I will admit that discussing shame is a tough prospect. Our culture especially as it relates to social media doesn’t really lend itself to empathic conversation and the desire to present ourselves and our lives in the best possible light is powerful. It is very easy to judge our inside by someone else’s outside, leading to as the saying goes “compare and despair”. It’s easy to forget that there are people who love and cherish us; that as long as our heart beats we can find purpose and meaning. We forget that the potential for happiness remains ever present.

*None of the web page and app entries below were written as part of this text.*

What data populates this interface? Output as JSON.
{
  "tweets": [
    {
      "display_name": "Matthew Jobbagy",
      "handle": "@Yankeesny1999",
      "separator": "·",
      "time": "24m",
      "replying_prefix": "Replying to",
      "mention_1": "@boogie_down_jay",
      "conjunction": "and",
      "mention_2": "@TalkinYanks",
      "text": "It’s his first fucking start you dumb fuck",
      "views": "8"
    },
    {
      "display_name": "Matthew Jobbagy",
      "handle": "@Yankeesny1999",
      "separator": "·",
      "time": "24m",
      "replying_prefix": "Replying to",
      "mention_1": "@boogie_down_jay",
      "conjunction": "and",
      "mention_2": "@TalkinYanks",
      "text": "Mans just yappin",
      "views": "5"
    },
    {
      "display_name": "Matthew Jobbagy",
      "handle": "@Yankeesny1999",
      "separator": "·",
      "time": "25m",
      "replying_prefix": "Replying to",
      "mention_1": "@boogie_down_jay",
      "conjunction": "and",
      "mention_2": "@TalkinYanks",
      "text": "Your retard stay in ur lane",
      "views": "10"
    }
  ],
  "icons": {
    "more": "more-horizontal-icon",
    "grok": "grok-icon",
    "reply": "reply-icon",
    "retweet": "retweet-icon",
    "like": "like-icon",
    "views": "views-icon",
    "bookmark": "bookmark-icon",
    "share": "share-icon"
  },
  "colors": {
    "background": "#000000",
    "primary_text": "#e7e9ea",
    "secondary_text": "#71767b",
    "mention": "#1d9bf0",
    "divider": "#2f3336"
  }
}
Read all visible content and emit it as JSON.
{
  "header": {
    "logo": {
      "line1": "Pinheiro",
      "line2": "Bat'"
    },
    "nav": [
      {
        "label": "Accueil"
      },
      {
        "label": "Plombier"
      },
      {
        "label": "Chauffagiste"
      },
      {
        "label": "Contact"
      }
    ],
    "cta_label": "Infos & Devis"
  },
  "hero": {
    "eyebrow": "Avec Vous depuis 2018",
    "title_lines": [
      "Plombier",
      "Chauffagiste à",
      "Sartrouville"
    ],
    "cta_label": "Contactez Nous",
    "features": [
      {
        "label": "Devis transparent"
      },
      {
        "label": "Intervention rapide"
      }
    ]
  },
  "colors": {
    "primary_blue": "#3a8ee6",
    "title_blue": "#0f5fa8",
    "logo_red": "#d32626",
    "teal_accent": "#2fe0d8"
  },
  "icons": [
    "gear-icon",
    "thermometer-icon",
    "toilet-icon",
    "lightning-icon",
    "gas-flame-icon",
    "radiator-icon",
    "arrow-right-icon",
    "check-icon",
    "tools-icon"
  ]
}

I have developed tools to get me out of my head and into action to help relieve the grip of negative thoughts over my mind. Sometimes those tools work marvelously and sometimes, I need a little extra help. Over the years, through my personal and professional life, I have widened my perspective of struggle. I do not see it as a flaw or an embarrassing secret and have worked hard to dispel that notion in my sphere of influence. I understand struggle can cause a chemical response in the brain that activates emotional responses which can lead to some dark places. Those dark places exist for me, as they do for so many, and I have to work very hard some days to fight my way back from them. That is the truth.
Once negative thoughts take hold, evidence of worthlessness can be very easy to find; your perspective becomes conflated and anything good you have ever done can be lost to the evidence of your unworthiness. These are the times when support systems are imperative. Empathy is the antidote to shame. Connection is vital and, honestly, life-saving; and so comes vulnerability.
Our greatest fear and greatest strength can be found in vulnerability. I understand vulnerability as the willingness to allow others to see me struggle, speak my truth and be open to kindness. It requires from me a bit of faith; that allowing myself to be vulnerable will lead to strength and connection. It’s impossible to have true connection to others without vulnerability. I do my best to cultivate relationships with safe, empathic people and have found those relationships allow me to be authentic, both giving and receiving of empathy, kindness and trust.
I believe in the power of connection and vulnerability and want to dispel the notion that people who struggle are flawed; that asking for help and seeking assistance is weak. Reaching when you are in need is an act of bravery. Be well!
Here are some terrific videos on the topics of shame, perceptions and vulnerability: